YOUR OBJECTIVE:
The entries that follow are to be duplicated in full, character for character.

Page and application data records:

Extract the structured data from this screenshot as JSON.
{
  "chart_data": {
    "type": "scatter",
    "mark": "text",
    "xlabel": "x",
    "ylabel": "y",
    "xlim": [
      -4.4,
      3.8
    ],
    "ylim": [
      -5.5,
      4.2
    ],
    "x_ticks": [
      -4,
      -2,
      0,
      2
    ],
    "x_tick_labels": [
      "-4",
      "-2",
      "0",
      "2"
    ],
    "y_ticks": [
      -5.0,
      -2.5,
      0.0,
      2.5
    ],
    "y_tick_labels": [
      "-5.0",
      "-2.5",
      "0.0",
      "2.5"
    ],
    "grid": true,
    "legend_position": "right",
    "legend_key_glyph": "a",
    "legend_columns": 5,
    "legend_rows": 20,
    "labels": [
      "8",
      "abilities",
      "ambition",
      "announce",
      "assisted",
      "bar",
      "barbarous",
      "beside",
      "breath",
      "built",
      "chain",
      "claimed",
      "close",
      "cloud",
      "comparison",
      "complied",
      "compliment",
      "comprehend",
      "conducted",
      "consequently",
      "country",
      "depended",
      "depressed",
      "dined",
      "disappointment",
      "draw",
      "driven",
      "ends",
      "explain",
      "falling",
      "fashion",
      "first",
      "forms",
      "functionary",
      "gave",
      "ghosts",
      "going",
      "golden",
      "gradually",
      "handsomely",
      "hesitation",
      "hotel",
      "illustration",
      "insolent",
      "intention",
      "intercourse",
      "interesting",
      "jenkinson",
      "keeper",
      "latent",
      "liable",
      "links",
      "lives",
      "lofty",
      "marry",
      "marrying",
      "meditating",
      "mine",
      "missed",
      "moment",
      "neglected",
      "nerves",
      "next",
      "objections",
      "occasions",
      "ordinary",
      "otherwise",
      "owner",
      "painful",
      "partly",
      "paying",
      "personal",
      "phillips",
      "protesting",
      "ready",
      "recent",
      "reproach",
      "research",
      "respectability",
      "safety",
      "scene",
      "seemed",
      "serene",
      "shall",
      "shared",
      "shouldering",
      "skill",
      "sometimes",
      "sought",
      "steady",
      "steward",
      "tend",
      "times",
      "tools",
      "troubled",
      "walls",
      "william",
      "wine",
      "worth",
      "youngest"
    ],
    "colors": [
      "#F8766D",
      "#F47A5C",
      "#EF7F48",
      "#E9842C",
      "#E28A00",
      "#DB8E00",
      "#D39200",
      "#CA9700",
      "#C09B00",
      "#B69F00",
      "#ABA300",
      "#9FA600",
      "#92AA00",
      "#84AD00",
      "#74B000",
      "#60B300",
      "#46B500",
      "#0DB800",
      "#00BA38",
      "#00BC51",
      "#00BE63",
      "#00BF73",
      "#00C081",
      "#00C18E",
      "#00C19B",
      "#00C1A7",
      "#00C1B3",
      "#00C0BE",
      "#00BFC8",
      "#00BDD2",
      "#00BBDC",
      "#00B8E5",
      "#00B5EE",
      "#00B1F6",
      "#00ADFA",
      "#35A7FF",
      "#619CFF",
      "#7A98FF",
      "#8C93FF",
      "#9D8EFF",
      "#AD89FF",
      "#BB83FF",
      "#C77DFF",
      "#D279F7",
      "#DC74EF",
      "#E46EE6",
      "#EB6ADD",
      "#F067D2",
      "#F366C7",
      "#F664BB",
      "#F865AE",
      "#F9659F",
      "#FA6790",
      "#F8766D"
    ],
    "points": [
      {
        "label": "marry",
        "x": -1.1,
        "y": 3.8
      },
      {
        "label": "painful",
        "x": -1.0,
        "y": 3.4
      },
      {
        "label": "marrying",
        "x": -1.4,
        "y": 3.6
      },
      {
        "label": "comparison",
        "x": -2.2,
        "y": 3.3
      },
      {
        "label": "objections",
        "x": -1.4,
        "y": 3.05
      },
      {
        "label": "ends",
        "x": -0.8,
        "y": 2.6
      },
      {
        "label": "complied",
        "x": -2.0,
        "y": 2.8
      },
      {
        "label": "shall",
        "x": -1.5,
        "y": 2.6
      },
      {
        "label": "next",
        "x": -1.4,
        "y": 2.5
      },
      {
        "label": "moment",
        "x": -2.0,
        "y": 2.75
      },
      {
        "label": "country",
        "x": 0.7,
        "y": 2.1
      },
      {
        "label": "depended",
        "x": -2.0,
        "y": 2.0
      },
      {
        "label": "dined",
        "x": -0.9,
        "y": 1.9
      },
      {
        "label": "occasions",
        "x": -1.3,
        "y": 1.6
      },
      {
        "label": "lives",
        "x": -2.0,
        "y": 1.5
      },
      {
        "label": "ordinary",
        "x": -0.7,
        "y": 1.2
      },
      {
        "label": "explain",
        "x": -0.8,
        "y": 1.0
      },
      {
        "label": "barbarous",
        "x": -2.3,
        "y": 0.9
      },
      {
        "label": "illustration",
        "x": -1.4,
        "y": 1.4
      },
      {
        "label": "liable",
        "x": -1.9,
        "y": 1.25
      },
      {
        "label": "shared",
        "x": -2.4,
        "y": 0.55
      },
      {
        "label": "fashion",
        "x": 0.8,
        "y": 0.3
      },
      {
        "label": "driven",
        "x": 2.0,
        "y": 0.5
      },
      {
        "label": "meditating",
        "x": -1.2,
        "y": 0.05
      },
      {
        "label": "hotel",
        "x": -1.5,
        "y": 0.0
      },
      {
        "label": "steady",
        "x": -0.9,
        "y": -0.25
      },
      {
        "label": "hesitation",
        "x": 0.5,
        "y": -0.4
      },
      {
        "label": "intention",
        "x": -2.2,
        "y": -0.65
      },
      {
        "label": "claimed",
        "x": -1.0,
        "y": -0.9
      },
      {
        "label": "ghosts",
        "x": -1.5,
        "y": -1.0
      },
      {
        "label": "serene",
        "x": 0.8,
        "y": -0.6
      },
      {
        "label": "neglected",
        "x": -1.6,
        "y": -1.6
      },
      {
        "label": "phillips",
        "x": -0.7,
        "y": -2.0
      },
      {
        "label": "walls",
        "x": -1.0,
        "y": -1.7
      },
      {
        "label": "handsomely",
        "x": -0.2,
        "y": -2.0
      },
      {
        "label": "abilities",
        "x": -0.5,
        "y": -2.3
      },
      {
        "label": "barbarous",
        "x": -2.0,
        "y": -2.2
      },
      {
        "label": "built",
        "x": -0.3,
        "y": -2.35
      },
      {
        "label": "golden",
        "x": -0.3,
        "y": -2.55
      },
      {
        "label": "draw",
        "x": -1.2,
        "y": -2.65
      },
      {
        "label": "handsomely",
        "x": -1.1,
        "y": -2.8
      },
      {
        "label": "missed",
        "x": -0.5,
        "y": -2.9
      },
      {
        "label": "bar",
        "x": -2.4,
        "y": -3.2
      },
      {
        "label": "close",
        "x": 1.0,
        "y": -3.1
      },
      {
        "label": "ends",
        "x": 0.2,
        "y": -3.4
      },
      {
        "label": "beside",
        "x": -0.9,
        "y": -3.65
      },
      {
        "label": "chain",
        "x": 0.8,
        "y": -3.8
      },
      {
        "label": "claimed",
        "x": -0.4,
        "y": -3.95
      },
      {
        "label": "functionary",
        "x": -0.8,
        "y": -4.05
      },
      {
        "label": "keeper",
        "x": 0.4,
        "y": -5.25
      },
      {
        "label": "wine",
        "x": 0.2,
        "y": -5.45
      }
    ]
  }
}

RESULT OF THE TASK:
Extract the structured data from this screenshot as JSON.
{
  "chart_data": {
    "type": "scatter",
    "mark": "text",
    "xlabel": "x",
    "ylabel": "y",
    "xlim": [
      -4.4,
      3.8
    ],
    "ylim": [
      -5.5,
      4.2
    ],
    "x_ticks": [
      -4,
      -2,
      0,
      2
    ],
    "x_tick_labels": [
      "-4",
      "-2",
      "0",
      "2"
    ],
    "y_ticks": [
      -5.0,
      -2.5,
      0.0,
      2.5
    ],
    "y_tick_labels": [
      "-5.0",
      "-2.5",
      "0.0",
      "2.5"
    ],
    "grid": true,
    "legend_position": "right",
    "legend_key_glyph": "a",
    "legend_columns": 5,
    "legend_rows": 20,
    "labels": [
      "8",
      "abilities",
      "ambition",
      "announce",
      "assisted",
      "bar",
      "barbarous",
      "beside",
      "breath",
      "built",
      "chain",
      "claimed",
      "close",
      "cloud",
      "comparison",
      "complied",
      "compliment",
      "comprehend",
      "conducted",
      "consequently",
      "country",
      "depended",
      "depressed",
      "dined",
      "disappointment",
      "draw",
      "driven",
      "ends",
      "explain",
      "falling",
      "fashion",
      "first",
      "forms",
      "functionary",
      "gave",
      "ghosts",
      "going",
      "golden",
      "gradually",
      "handsomely",
      "hesitation",
      "hotel",
      "illustration",
      "insolent",
      "intention",
      "intercourse",
      "interesting",
      "jenkinson",
      "keeper",
      "latent",
      "liable",
      "links",
      "lives",
      "lofty",
      "marry",
      "marrying",
      "meditating",
      "mine",
      "missed",
      "moment",
      "neglected",
      "nerves",
      "next",
      "objections",
      "occasions",
      "ordinary",
      "otherwise",
      "owner",
      "painful",
      "partly",
      "paying",
      "personal",
      "phillips",
      "protesting",
      "ready",
      "recent",
      "reproach",
      "research",
      "respectability",
      "safety",
      "scene",
      "seemed",
      "serene",
      "shall",
      "shared",
      "shouldering",
      "skill",
      "sometimes",
      "sought",
      "steady",
      "steward",
      "tend",
      "times",
      "tools",
      "troubled",
      "walls",
      "william",
      "wine",
      "worth",
      "youngest"
    ],
    "colors": [
      "#F8766D",
      "#F47A5C",
      "#EF7F48",
      "#E9842C",
      "#E28A00",
      "#DB8E00",
      "#D39200",
      "#CA9700",
      "#C09B00",
      "#B69F00",
      "#ABA300",
      "#9FA600",
      "#92AA00",
      "#84AD00",
      "#74B000",
      "#60B300",
      "#46B500",
      "#0DB800",
      "#00BA38",
      "#00BC51",
      "#00BE63",
      "#00BF73",
      "#00C081",
      "#00C18E",
      "#00C19B",
      "#00C1A7",
      "#00C1B3",
      "#00C0BE",
      "#00BFC8",
      "#00BDD2",
      "#00BBDC",
      "#00B8E5",
      "#00B5EE",
      "#00B1F6",
      "#00ADFA",
      "#35A7FF",
      "#619CFF",
      "#7A98FF",
      "#8C93FF",
      "#9D8EFF",
      "#AD89FF",
      "#BB83FF",
      "#C77DFF",
      "#D279F7",
      "#DC74EF",
      "#E46EE6",
      "#EB6ADD",
      "#F067D2",
      "#F366C7",
      "#F664BB",
      "#F865AE",
      "#F9659F",
      "#FA6790",
      "#F8766D"
    ],
    "points": [
      {
        "label": "marry",
        "x": -1.1,
        "y": 3.8
      },
      {
        "label": "painful",
        "x": -1.0,
        "y": 3.4
      },
      {
        "label": "marrying",
        "x": -1.4,
        "y": 3.6
      },
      {
        "label": "comparison",
        "x": -2.2,
        "y": 3.3
      },
      {
        "label": "objections",
        "x": -1.4,
        "y": 3.05
      },
      {
        "label": "ends",
        "x": -0.8,
        "y": 2.6
      },
      {
        "label": "complied",
        "x": -2.0,
        "y": 2.8
      },
      {
        "label": "shall",
        "x": -1.5,
        "y": 2.6
      },
      {
        "label": "next",
        "x": -1.4,
        "y": 2.5
      },
      {
        "label": "moment",
        "x": -2.0,
        "y": 2.75
      },
      {
        "label": "country",
        "x": 0.7,
        "y": 2.1
      },
      {
        "label": "depended",
        "x": -2.0,
        "y": 2.0
      },
      {
        "label": "dined",
        "x": -0.9,
        "y": 1.9
      },
      {
        "label": "occasions",
        "x": -1.3,
        "y": 1.6
      },
      {
        "label": "lives",
        "x": -2.0,
        "y": 1.5
      },
      {
        "label": "ordinary",
        "x": -0.7,
        "y": 1.2
      },
      {
        "label": "explain",
        "x": -0.8,
        "y": 1.0
      },
      {
        "label": "barbarous",
        "x": -2.3,
        "y": 0.9
      },
      {
        "label": "illustration",
        "x": -1.4,
        "y": 1.4
      },
      {
        "label": "liable",
        "x": -1.9,
        "y": 1.25
      },
      {
        "label": "shared",
        "x": -2.4,
        "y": 0.55
      },
      {
        "label": "fashion",
        "x": 0.8,
        "y": 0.3
      },
      {
        "label": "driven",
        "x": 2.0,
        "y": 0.5
      },
      {
        "label": "meditating",
        "x": -1.2,
        "y": 0.05
      },
      {
        "label": "hotel",
        "x": -1.5,
        "y": 0.0
      },
      {
        "label": "steady",
        "x": -0.9,
        "y": -0.25
      },
      {
        "label": "hesitation",
        "x": 0.5,
        "y": -0.4
      },
      {
        "label": "intention",
        "x": -2.2,
        "y": -0.65
      },
      {
        "label": "claimed",
        "x": -1.0,
        "y": -0.9
      },
      {
        "label": "ghosts",
        "x": -1.5,
        "y": -1.0
      },
      {
        "label": "serene",
        "x": 0.8,
        "y": -0.6
      },
      {
        "label": "neglected",
        "x": -1.6,
        "y": -1.6
      },
      {
        "label": "phillips",
        "x": -0.7,
        "y": -2.0
      },
      {
        "label": "walls",
        "x": -1.0,
        "y": -1.7
      },
      {
        "label": "handsomely",
        "x": -0.2,
        "y": -2.0
      },
      {
        "label": "abilities",
        "x": -0.5,
        "y": -2.3
      },
      {
        "label": "barbarous",
        "x": -2.0,
        "y": -2.2
      },
      {
        "label": "built",
        "x": -0.3,
        "y": -2.35
      },
      {
        "label": "golden",
        "x": -0.3,
        "y": -2.55
      },
      {
        "label": "draw",
        "x": -1.2,
        "y": -2.65
      },
      {
        "label": "handsomely",
        "x": -1.1,
        "y": -2.8
      },
      {
        "label": "missed",
        "x": -0.5,
        "y": -2.9
      },
      {
        "label": "bar",
        "x": -2.4,
        "y": -3.2
      },
      {
        "label": "close",
        "x": 1.0,
        "y": -3.1
      },
      {
        "label": "ends",
        "x": 0.2,
        "y": -3.4
      },
      {
        "label": "beside",
        "x": -0.9,
        "y": -3.65
      },
      {
        "label": "chain",
        "x": 0.8,
        "y": -3.8
      },
      {
        "label": "claimed",
        "x": -0.4,
        "y": -3.95
      },
      {
        "label": "functionary",
        "x": -0.8,
        "y": -4.05
      },
      {
        "label": "keeper",
        "x": 0.4,
        "y": -5.25
      },
      {
        "label": "wine",
        "x": 0.2,
        "y": -5.45
      }
    ]
  }
}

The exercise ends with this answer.